(Items from a data source)

════════════════════

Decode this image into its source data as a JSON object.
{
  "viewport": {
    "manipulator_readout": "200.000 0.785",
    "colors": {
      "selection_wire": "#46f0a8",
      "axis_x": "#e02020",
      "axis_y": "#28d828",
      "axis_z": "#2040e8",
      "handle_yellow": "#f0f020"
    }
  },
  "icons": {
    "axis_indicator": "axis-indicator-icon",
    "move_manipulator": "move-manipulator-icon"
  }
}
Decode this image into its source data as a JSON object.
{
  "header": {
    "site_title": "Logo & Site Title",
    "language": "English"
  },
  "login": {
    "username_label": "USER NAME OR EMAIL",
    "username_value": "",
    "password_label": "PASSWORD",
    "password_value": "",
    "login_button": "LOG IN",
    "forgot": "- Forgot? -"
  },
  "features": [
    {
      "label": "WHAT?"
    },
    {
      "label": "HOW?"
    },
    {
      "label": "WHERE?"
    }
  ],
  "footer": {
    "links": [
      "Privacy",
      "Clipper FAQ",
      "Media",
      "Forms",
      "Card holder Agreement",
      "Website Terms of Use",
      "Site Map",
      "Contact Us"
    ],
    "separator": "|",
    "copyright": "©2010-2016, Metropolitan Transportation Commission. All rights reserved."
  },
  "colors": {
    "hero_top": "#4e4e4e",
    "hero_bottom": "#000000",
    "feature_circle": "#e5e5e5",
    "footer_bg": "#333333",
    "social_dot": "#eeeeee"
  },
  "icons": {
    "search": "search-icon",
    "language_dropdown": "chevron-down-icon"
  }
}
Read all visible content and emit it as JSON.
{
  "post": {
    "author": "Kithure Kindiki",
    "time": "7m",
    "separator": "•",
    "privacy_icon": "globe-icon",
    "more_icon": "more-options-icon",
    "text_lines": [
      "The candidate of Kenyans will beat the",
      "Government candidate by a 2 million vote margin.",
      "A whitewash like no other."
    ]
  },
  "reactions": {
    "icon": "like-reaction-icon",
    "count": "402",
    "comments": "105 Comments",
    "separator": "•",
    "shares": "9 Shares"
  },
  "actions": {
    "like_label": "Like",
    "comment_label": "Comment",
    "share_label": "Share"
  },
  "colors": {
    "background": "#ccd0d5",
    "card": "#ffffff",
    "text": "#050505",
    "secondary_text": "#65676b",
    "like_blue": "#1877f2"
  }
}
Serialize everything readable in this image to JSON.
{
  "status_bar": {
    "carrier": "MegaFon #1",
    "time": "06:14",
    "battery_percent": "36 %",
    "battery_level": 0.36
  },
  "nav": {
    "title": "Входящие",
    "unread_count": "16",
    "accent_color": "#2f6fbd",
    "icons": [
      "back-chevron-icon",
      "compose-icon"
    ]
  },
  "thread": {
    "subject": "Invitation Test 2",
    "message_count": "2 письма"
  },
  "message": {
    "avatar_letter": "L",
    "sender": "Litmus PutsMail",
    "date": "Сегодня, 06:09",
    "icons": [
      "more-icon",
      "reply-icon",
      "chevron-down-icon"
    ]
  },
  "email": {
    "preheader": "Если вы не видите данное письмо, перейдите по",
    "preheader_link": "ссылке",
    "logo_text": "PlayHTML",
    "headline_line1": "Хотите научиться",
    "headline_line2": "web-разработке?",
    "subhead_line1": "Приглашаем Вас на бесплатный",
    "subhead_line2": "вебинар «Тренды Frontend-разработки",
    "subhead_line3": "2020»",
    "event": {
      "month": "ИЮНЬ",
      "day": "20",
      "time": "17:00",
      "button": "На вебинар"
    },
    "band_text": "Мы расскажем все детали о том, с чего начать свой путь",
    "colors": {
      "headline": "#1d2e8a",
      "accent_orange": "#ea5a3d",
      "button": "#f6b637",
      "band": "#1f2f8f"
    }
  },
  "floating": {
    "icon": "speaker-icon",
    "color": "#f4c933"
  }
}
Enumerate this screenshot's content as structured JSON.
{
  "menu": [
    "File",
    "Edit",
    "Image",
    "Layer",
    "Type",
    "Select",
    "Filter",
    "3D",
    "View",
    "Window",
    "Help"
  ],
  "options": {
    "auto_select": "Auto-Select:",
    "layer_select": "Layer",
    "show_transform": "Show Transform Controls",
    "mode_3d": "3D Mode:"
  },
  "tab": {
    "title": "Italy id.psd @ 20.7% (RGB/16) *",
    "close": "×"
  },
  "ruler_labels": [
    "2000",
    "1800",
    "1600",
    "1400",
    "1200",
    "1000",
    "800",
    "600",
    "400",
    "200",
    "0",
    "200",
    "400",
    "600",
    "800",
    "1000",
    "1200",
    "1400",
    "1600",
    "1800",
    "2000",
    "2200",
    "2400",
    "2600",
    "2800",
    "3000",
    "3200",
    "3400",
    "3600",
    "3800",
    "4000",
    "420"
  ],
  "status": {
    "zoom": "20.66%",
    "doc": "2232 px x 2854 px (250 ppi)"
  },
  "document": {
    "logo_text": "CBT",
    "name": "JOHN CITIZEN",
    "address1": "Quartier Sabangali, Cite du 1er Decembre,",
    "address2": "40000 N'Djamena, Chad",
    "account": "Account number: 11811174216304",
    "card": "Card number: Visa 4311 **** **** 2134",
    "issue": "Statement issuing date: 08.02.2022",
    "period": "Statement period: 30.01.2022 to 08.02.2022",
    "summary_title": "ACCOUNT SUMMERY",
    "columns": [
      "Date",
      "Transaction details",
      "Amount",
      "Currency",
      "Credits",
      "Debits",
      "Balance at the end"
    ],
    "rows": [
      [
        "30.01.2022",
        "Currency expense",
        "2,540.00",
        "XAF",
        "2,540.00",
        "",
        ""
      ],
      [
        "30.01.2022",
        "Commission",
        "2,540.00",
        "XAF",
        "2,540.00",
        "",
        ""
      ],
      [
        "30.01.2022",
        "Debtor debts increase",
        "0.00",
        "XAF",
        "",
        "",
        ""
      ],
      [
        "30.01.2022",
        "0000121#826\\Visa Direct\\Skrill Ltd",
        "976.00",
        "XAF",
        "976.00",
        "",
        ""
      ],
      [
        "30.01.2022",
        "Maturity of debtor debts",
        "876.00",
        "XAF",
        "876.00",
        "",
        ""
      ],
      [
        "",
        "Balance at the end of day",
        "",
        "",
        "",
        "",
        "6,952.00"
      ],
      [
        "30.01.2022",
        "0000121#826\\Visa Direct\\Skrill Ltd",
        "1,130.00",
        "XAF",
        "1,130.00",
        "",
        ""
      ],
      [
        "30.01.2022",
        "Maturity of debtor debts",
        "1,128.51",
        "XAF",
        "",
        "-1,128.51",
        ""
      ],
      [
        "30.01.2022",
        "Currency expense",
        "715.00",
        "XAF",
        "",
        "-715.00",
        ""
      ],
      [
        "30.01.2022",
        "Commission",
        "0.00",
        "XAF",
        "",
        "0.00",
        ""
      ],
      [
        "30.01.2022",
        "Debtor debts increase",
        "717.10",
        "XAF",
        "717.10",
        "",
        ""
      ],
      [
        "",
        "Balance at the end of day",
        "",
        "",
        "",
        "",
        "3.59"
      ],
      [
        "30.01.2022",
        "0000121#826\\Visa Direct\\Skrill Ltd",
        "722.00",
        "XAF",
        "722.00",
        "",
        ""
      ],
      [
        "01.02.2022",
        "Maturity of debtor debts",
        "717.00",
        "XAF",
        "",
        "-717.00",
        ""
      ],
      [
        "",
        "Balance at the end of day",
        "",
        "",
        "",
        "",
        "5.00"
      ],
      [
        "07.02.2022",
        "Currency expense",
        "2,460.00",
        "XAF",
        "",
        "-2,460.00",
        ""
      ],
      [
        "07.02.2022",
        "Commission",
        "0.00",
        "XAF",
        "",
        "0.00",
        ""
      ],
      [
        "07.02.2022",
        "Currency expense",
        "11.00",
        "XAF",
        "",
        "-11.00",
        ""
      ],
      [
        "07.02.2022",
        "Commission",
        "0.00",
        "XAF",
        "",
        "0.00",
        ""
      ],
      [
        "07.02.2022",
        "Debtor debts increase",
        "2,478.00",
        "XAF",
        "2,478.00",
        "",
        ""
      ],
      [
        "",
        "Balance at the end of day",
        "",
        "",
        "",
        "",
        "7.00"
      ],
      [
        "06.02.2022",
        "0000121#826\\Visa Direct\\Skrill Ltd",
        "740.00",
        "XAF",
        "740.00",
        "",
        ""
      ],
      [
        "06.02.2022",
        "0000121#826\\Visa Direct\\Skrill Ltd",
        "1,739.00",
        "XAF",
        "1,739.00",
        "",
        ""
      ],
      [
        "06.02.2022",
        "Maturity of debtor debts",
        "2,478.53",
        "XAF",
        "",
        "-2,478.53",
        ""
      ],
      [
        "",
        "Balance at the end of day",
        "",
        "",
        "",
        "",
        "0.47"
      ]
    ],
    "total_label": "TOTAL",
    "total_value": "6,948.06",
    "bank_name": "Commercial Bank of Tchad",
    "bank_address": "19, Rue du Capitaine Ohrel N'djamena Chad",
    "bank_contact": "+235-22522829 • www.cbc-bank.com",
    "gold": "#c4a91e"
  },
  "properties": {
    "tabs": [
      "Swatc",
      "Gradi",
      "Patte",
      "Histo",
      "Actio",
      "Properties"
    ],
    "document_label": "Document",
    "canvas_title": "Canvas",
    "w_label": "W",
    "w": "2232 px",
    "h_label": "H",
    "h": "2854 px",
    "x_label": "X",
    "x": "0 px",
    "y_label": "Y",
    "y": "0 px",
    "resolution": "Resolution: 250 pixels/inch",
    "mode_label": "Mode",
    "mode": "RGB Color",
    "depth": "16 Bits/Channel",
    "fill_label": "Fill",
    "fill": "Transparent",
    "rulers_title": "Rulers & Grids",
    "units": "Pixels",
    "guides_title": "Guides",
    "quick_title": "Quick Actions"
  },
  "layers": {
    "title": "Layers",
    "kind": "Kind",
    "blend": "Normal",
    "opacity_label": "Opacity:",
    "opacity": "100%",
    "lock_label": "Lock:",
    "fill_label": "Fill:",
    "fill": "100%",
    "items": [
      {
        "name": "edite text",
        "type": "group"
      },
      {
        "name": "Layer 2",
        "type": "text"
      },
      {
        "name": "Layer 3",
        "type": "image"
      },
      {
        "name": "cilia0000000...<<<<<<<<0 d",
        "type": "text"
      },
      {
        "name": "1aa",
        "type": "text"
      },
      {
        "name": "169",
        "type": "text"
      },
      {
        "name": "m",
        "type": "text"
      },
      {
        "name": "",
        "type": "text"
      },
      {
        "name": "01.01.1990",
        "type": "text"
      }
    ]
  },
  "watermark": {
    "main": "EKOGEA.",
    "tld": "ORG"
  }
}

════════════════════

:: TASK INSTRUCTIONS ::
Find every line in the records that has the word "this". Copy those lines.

:: REPLY TO THE TASK ::
Decode this image into its source data as a JSON object.
Decode this image into its source data as a JSON object.
Serialize everything readable in this image to JSON.
Enumerate this screenshot's content as structured JSON.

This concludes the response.